Because this Court finds that Marriott is not covered by AMCO under terms of the
insurance policy and AMCO's refusal to pay was not vexatious, Marriott cannot prevail on a cause of action and thus cannot recover punitive damages. IV. Conclusion Accordingly, it is hereby ORDERED that the motions for summary judgment filed by Defendant AMCO Insurance Company, Inc. [Docs. ## 47, 49], are GRANTED.
s/ Nanette K. Laughrey NANETTE K. LAUGHREY United States District Judge Dated: May 28, 2010 Jefferson City, Missouri

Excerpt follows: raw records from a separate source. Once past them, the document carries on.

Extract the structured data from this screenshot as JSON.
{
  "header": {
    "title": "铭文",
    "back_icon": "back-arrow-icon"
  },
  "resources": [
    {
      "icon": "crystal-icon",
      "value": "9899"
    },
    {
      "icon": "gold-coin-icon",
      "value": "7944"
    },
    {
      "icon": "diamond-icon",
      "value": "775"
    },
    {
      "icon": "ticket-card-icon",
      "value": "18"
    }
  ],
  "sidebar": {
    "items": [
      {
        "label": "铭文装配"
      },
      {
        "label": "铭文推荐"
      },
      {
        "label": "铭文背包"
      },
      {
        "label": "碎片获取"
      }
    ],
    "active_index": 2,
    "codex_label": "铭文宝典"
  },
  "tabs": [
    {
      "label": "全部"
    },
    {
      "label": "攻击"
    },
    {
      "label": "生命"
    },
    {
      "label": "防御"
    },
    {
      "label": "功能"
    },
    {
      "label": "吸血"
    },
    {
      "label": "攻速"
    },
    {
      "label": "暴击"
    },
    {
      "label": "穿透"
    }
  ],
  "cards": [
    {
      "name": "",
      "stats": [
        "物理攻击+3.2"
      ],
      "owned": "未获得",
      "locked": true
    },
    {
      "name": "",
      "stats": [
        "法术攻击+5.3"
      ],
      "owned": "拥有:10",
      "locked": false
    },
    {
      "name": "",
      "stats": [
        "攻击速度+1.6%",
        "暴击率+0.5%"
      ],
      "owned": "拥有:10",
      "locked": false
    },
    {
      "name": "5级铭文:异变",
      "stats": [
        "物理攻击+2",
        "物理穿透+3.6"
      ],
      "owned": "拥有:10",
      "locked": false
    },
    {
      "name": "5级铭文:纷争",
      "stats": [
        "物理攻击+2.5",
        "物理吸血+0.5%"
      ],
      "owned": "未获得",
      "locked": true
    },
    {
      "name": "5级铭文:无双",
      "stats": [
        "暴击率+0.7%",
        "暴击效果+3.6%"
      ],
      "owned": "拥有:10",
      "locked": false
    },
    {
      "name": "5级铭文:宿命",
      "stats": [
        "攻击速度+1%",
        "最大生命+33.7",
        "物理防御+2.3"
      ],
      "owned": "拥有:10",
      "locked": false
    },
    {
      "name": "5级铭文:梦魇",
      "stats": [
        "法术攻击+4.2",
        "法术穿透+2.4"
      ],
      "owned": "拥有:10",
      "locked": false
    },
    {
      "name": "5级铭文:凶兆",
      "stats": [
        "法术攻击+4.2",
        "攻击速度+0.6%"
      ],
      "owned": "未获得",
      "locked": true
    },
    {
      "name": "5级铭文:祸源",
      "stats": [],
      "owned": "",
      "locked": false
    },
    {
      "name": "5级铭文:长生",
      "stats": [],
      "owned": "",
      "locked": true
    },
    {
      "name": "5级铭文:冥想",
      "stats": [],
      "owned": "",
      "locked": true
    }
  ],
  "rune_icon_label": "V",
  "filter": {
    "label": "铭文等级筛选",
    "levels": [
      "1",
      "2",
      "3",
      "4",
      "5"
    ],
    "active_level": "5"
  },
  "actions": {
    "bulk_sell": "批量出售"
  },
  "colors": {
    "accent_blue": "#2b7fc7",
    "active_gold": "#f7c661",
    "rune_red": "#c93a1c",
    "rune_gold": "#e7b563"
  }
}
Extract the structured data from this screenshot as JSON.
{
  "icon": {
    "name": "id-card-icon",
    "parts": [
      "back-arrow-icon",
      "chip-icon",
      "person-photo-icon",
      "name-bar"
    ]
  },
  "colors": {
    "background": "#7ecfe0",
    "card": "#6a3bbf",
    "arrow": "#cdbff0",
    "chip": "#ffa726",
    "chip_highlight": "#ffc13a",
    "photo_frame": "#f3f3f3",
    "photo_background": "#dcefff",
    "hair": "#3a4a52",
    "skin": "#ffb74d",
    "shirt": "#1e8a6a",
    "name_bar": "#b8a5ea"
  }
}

Disclaimer: Justia Dockets & Filings provides public litigation records from the federal appellate and district courts. These filings and docket sheets should not be considered findings of fact or liability, nor do they necessarily reflect the view of Justia.
Why Is My Information Online?